Exercise description
Only the lines from the line containing "What data populates" to the end of the entries should be repeated, exactly as they appear.

================

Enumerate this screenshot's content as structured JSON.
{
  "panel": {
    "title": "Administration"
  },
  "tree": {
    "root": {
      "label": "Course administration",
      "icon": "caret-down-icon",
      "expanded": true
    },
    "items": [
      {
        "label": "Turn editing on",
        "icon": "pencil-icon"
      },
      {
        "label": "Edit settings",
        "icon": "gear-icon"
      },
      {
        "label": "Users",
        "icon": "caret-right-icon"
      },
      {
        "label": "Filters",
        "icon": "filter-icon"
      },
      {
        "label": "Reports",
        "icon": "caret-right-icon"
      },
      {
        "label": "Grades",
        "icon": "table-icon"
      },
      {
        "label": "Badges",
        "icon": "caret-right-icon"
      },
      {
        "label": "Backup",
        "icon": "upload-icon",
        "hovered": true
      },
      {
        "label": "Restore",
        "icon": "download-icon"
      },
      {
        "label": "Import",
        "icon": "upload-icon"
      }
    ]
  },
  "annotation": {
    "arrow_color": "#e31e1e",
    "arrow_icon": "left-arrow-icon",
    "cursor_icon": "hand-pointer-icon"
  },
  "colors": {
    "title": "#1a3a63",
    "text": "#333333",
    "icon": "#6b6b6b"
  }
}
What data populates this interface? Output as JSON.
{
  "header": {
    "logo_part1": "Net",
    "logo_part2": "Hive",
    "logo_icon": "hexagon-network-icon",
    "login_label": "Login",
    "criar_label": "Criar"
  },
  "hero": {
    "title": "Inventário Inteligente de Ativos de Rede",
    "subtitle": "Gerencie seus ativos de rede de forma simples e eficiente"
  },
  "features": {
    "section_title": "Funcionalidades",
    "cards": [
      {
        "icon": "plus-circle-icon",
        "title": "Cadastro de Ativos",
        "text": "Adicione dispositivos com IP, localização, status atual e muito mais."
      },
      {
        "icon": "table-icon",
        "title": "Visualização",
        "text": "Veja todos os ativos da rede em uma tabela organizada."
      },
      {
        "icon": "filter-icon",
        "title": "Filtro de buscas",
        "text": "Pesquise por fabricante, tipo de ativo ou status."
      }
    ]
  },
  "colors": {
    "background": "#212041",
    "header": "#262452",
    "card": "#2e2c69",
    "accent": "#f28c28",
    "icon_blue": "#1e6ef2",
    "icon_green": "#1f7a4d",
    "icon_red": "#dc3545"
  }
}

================

Solution below
What data populates this interface? Output as JSON.
{
  "header": {
    "logo_part1": "Net",
    "logo_part2": "Hive",
    "logo_icon": "hexagon-network-icon",
    "login_label": "Login",
    "criar_label": "Criar"
  },
  "hero": {
    "title": "Inventário Inteligente de Ativos de Rede",
    "subtitle": "Gerencie seus ativos de rede de forma simples e eficiente"
  },
  "features": {
    "section_title": "Funcionalidades",
    "cards": [
      {
        "icon": "plus-circle-icon",
        "title": "Cadastro de Ativos",
        "text": "Adicione dispositivos com IP, localização, status atual e muito mais."
      },
      {
        "icon": "table-icon",
        "title": "Visualização",
        "text": "Veja todos os ativos da rede em uma tabela organizada."
      },
      {
        "icon": "filter-icon",
        "title": "Filtro de buscas",
        "text": "Pesquise por fabricante, tipo de ativo ou status."
      }
    ]
  },
  "colors": {
    "background": "#212041",
    "header": "#262452",
    "card": "#2e2c69",
    "accent": "#f28c28",
    "icon_blue": "#1e6ef2",
    "icon_green": "#1f7a4d",
    "icon_red": "#dc3545"
  }
}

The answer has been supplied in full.